And Amazon has said “it is not necessary to actually READ a book to review it“? Seriously?
Surprisingly, Amazon says it is completely legitimate to do this (Review books on Amazon before you read them). “We do not require people to have experienced the product in order to review,” Craig Berman, an Amazon spokesman, said. “Some people write reviews on why they decided not to buy, or write a review as a gift giver rather than the product owner.”
So there you have it. The latest goings-on at Amazon. As of today. And the interesting factoid that “fake” and “supportive” reviews by family members and friends are perfectly acceptable to Amazon if they happen to be for a product that Amazon has published itself. Plus ça change, plus c’est la même chose.
And now a short musical interlude before we return you to your regularly scheduled programming.
Three authors you’d love to sit down to tea with?
Isn’t that four? Recommend five books to our readers
Ooooh…That’s tough. Instead, I will recommend four books…that are fiction and four that aren’t.
Kraken by China Mieville
Kafka on the Shore by Murakami Haruki
Mistborn by Brandon Sanderson
Gone Away World by Nick Harkaway
On the Origin of Species by Charles Darwin
Nonzero by Robert Wright
The Grand Design by Stephen Hawking
The Wealth of Nations by Adam Smith
You’re going to spend a year in solitary confinement. You can take one song, one book, and one movie. What do you take and how long will you last before you go completely insane?
Isn’t that just a clever way of asking me what my favorite book, song, and movie are?
Yes. And no. Perhaps your favourites would drive you crazy if they were all you had.
And why would I have a dvd player, a stereo, and a lamp?
Because we run a very enlightened gulag.
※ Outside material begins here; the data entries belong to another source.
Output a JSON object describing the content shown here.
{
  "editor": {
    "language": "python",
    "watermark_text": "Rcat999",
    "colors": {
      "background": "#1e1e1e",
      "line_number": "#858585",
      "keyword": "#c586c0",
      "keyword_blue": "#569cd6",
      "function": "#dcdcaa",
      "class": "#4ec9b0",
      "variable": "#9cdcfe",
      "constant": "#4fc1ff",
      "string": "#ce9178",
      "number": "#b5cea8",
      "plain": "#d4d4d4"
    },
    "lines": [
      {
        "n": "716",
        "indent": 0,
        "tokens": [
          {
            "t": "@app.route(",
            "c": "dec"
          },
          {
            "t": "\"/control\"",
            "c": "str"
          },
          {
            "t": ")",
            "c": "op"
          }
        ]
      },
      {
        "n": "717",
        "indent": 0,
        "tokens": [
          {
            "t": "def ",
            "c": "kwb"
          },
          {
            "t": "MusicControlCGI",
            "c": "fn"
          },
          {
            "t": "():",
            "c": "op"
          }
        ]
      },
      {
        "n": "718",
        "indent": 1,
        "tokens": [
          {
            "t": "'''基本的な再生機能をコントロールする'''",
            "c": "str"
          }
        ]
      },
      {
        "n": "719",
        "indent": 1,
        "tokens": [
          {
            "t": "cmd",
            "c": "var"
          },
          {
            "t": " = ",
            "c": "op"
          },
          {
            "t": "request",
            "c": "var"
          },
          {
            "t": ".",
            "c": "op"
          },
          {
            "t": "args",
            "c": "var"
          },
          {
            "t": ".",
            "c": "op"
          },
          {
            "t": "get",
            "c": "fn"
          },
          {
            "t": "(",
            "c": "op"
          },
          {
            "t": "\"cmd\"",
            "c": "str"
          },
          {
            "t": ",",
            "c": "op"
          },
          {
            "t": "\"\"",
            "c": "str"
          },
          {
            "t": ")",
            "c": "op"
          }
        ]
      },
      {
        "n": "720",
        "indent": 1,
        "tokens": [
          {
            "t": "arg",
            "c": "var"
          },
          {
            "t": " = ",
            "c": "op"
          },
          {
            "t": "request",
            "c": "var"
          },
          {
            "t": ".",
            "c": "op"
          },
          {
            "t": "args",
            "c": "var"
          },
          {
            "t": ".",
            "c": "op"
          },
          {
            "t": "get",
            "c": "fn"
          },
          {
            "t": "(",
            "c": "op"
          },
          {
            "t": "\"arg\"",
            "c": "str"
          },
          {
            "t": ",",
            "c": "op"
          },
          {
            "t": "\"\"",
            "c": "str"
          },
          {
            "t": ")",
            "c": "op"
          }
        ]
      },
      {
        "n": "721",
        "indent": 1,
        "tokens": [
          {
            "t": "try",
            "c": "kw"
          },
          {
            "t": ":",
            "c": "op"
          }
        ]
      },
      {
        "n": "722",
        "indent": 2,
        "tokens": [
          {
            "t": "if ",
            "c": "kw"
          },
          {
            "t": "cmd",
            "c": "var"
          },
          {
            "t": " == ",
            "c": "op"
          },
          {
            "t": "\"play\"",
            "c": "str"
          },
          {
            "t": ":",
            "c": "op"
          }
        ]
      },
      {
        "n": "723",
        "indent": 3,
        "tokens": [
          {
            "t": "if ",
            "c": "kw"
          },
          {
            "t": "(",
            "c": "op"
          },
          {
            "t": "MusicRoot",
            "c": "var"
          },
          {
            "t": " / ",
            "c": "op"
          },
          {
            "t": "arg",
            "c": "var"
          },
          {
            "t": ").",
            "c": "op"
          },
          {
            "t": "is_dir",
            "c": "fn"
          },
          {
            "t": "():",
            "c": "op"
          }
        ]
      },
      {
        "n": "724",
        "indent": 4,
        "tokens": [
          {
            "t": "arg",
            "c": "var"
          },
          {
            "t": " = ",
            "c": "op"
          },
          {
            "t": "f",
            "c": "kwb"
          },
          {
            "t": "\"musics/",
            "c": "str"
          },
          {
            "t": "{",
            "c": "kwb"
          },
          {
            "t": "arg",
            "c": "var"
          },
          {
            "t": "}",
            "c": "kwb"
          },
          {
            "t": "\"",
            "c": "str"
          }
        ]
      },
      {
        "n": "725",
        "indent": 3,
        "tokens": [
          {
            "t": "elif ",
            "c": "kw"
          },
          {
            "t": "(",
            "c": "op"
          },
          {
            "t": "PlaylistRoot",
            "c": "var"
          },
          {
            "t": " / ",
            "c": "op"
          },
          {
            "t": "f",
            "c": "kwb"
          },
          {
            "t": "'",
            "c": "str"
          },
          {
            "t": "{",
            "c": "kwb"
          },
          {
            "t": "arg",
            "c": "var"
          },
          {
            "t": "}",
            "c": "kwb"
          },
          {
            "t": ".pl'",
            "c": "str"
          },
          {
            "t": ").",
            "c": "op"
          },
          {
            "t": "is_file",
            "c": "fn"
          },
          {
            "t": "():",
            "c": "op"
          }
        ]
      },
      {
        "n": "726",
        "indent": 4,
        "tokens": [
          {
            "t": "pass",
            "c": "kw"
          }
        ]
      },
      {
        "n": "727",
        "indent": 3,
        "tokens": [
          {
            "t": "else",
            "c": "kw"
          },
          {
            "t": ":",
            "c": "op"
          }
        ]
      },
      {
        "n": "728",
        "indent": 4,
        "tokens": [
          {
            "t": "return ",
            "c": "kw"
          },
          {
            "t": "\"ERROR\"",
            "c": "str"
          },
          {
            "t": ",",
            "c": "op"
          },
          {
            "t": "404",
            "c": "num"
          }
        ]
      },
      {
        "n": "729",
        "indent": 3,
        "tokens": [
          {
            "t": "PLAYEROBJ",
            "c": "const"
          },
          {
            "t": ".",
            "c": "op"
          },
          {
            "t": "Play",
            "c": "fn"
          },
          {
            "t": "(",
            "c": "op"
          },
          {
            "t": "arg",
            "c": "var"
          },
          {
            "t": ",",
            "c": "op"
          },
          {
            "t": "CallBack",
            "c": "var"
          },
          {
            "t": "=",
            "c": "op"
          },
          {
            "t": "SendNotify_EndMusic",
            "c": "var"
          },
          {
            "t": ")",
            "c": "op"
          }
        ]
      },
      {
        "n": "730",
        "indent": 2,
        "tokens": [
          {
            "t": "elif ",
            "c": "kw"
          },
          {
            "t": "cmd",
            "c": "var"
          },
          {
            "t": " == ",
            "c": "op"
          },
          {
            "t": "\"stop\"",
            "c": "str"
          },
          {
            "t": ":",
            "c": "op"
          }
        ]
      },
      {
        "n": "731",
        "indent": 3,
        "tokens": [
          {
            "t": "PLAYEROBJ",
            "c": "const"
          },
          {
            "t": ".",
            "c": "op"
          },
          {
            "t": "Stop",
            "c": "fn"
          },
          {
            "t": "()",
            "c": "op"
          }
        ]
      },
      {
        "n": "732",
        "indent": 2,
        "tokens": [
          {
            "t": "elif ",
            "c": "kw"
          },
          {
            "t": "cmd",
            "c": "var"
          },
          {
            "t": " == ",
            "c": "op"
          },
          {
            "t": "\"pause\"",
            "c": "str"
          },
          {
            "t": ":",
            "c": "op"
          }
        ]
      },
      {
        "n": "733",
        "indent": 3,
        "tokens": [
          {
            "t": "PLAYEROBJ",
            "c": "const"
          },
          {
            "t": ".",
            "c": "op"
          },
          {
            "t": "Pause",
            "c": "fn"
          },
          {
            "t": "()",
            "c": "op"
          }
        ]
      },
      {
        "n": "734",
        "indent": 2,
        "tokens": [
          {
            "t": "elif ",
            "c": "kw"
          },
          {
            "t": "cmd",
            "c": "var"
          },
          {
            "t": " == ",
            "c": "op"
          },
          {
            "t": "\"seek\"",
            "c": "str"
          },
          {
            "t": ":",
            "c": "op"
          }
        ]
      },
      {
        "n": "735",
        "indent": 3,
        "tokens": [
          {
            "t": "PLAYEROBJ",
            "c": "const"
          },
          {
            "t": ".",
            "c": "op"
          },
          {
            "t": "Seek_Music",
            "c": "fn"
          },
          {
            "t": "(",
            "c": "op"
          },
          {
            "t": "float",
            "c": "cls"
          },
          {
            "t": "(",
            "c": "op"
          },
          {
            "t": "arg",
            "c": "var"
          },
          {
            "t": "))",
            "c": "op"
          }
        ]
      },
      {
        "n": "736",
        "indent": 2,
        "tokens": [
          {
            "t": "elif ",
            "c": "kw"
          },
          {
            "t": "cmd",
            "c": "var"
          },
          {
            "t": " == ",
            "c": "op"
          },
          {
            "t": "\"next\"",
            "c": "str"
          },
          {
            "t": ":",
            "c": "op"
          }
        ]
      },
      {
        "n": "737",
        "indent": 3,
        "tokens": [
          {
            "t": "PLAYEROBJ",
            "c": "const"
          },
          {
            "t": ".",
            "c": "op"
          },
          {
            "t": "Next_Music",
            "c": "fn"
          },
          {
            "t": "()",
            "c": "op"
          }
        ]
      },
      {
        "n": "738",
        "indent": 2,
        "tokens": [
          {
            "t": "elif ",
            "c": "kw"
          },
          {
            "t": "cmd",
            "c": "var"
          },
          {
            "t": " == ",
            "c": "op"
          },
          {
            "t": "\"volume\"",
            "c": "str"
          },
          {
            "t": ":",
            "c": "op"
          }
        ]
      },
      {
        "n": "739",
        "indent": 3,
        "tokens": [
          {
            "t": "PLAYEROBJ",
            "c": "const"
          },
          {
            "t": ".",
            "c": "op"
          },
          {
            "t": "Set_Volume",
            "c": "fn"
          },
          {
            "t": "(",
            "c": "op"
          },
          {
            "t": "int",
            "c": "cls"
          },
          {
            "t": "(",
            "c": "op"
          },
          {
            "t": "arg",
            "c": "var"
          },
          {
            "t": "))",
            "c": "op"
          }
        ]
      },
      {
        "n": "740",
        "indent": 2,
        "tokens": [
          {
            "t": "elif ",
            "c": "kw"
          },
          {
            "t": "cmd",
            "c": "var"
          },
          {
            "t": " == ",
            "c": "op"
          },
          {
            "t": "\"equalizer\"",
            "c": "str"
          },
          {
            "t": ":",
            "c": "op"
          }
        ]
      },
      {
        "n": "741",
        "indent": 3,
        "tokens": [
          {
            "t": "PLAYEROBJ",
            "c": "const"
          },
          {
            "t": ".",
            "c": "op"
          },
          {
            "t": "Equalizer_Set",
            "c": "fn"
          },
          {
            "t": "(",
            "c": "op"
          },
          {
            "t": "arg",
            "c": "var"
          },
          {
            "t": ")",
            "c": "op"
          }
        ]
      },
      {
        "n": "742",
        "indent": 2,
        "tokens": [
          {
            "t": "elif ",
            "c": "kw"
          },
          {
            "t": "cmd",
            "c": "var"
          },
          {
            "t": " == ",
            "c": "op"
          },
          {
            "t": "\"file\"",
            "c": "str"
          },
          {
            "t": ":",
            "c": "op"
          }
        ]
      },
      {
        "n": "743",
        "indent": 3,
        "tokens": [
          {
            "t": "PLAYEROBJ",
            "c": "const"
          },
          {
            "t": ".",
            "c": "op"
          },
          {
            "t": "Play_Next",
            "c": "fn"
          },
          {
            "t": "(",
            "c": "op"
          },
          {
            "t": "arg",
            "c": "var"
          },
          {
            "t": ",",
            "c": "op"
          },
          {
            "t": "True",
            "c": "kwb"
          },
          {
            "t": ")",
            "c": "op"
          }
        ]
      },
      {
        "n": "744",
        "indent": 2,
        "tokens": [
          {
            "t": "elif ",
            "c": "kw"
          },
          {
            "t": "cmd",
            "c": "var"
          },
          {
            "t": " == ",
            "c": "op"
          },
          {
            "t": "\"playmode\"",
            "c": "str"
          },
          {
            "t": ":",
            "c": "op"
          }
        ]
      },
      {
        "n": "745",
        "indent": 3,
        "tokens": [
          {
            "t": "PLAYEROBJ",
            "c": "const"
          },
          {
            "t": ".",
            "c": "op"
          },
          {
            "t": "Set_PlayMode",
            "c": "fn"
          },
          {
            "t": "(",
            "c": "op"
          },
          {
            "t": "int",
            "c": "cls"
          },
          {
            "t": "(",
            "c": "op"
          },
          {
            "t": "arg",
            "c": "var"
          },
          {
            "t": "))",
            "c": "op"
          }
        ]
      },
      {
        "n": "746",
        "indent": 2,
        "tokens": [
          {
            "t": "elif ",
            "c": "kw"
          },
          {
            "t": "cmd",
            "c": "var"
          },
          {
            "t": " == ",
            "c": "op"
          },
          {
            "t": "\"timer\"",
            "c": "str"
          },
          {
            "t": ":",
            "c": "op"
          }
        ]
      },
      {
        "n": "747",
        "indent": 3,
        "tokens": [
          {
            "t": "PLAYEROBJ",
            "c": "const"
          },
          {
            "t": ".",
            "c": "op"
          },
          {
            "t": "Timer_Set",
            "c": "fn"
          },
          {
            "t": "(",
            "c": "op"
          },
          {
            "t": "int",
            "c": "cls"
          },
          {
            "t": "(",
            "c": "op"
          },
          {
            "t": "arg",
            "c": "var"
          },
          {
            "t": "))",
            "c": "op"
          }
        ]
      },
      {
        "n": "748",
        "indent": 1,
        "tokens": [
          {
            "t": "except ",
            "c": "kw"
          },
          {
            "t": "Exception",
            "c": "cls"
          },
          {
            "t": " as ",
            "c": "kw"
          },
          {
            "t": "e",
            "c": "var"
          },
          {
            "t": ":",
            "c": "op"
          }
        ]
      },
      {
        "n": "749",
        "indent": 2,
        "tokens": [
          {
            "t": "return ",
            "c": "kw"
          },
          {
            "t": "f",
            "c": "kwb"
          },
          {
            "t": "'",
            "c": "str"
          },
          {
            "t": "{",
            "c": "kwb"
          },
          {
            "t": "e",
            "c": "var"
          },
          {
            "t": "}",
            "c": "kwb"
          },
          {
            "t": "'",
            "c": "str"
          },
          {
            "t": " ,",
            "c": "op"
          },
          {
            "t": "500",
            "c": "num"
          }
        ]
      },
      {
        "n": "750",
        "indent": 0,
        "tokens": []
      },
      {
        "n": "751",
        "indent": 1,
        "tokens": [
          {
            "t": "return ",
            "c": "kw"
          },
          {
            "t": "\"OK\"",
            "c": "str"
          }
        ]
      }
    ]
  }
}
Pussy Riot should be so lucky.
One Song: Nothing Else Matters by Metallica.
One Movie: GATTACA
One Book: –
I would last around…364 days.
Unfortunately, the Pankhearst Penitentiary operates a blanket ban on power ballads, so here’s a good song instead.
You inherit five million dollars the same day aliens land on the earth and say they’re going to blow it up in two days. What do you do?
Ask them if five million dollars is a large enough bribe to save my spouse. If that didn’t work, I would buy five million dollars worth of …
Were those deliberate omissions – the missing book and five million dollars worth of blank?
Yep, they certainly were
Curious. Here’s another good song.